John 11:19 Parallel Verses [⇓ See commentary ⇓]

John 11:19, NIV: "and many Jews had come to Martha and Mary to comfort them in the loss of their brother."

John 11:19, ESV: "and many of the Jews had come to Martha and Mary to console them concerning their brother."

John 11:19, KJV: "And many of the Jews came to Martha and Mary, to comfort them concerning their brother."

John 11:19, NASB: "and many of the Jews had come to Martha and Mary, to console them about their brother."

John 11:19, NLT: "and many of the people had come to console Martha and Mary in their loss."

John 11:19, CSB: "Many of the Jews had come to Martha and Mary to comfort them about their brother."

What does John 11:19 mean? [⇑ See verse text ⇑]

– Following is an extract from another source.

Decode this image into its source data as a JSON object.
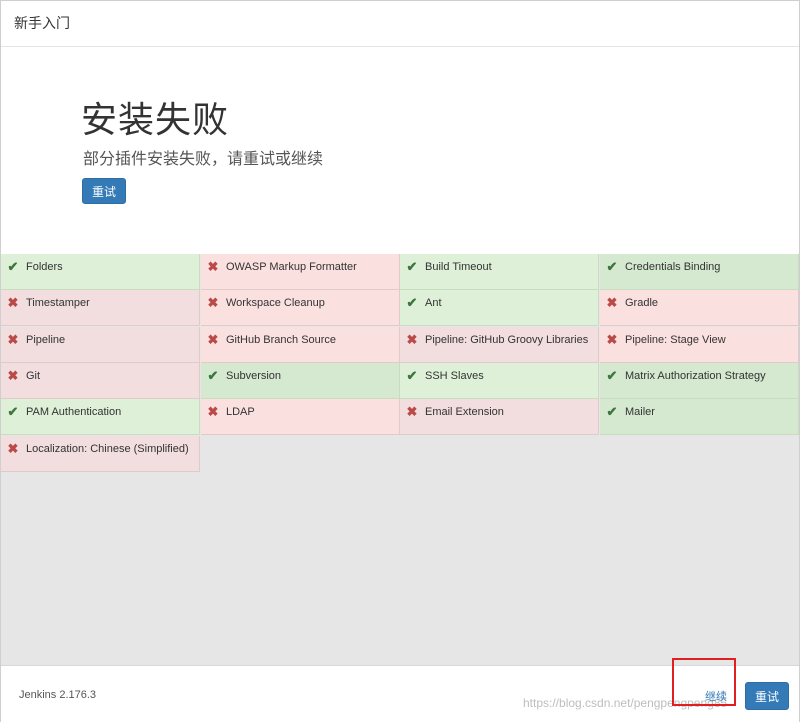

Jesus has arrived, very deliberately, four days after His beloved friend Lazarus has died (John 11:1–4; 11:17). This was a purposeful choice by Jesus, and one made for a specific reason (John 11:15). Not only is there no question that Lazarus is really, truly dead, there is a sizable crowd here to see what happens next. The gospel of John describes these miracles as "signs," which are intended to prove Jesus' divinity (John 20:30–31). The situation created here fits that objective perfectly: everything has aligned to make this an unmistakable show of godly power (John 11:42).

John's choice of terms in this verse raises questions. Jesus was not in Bethany when Lazarus fell ill. He was across the Jordan river avoiding the hostile religious leaders of Jerusalem (John 10:39–40). Bethany is right next door to Jerusalem (John 11:18). In the gospel of John, the term "the Jews" is most often used as a reference to those religious leaders. As such, this verse might imply that many who came to comfort Mary and Martha are Jesus' enemies. Participating in mourning may have been part of their religious obligations. It also might have been a chance for them to remind everyone that Jesus had claimed Lazarus' illness would not lead to death (John 11:5).

However, John also uses the term "the Jews" in reference to those who follow the leaders of Jerusalem. In this case, John probably means those kinds of people. While it's possible that officials of the Pharisees or Sadducees might have arrived—for whatever reason—it's more likely that the people assembled here are just common folk grieving with neighbors.